Within the hospital, every aspect of a patient’s care is expertly managed by the care team—from diet to medications to pain. Once discharged, however, much of this responsibility falls squarely on the individual. This is where things tend to fall apart, according to Dharmini Shah Pandya, MD, Medical Director of the Multi-Visit Patient (MVP) Clinic at Temple University Hospital.
“As providers, we need to be thinking about more than disease management when striving to keep patients healthy and at home,” explains Dr. Shah Pandya, Associate Professor of Clinical Medicine at the Lewis Katz School of Medicine at Temple University. “Can the patient access their medication, and do they understand when and how to take it? What about their diet—does it affect their disease process? And then there are other things such as housing insecurity and transportation. These social determinants must all factor into a person’s care.”
Enter the MVP Clinic. Initially created as a means to reduce readmissions for heart failure, the MVP Clinic is proving that a little support can go a long way in improving patient outcomes. Building meaningful relationships with community health workers, patients can become more engaged in the continuum of their care.
Since the launch of this pilot program in 2020 until January 4, 2022, the clinic has seen around 380 patients and has reduced Emergency Department visits by about 40 percent and readmissions by about 45 percent. What’s more, patients are more engaged in their health care and are visiting outpatient clinics—with an increased outpatient utilization rate of 46 percent. These results have led the clinic to expand its services to patients with other medically complex conditions, such as diabetes.
Any individual – insured or uninsured – who has been readmitted to the hospital or visited the Emergency Department within 90 days of hospital discharge is considered a candidate for the MVP Clinic. Sometimes, an inpatient provider identifies and refers the patient to the clinic. Other times, the patient is identified though an Epic alert or a conversation with a community health worker.
“When a qualifying patient is readmitted, the community health worker will visit them at the bedside to screen for social determinants and introduce the MVP Clinic,” explains Dr. Shah Pandya. “The community health worker continues to follow the patient throughout their hospitalization.
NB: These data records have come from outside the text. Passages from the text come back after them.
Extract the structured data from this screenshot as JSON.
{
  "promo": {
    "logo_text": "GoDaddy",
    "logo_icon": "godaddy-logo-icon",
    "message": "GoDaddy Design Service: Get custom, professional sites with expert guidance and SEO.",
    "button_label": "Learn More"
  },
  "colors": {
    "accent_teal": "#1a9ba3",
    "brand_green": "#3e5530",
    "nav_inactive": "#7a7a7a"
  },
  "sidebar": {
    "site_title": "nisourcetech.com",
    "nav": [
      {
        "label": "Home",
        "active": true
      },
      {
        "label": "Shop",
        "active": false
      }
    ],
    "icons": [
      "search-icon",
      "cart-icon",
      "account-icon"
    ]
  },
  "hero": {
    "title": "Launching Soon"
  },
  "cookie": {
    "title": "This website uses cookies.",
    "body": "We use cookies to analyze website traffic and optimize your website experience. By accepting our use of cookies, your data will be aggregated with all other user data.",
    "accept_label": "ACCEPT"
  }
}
At discharge, they return to the bedside to provide the patient with an appointment and prearranged transportation if this is something that was identified as a challenge during screening.”
The day before the appointment, which usually takes place between 4 and 7 days after discharge, the community health worker will remind the patient with a phone call. They then meet the patient at the entrance to the Boyer Pavilion to see them to the clinic, currently located in the Temple Heart & Vascular Institute.
“We use the first clinic visit to understand how the patient is managing and to identify what gaps exist in their care since discharge from the hospital,” says Dr. Shah Pandya. “This is our opportunity to help them close these.”
While some patients can be transitioned back to their primary care doctor after the first visit, Dr. Shah Pandya explains that those with greater challenges or who don’t have a primary care physician are followed by the clinic for up to a year.
Given the clinic’s early success, Dr. Shah Pandya is hoping it will become the Health System’s model for improving the quality of outpatient care in the future.
“Ideally, we will see the number of referrals increase – particularly from the Emergency Department where we have the opportunity to capture lower-acuity patients,” she says. “I also see an opportunity for greater collaboration with Temple’s primary care providers and area practices.”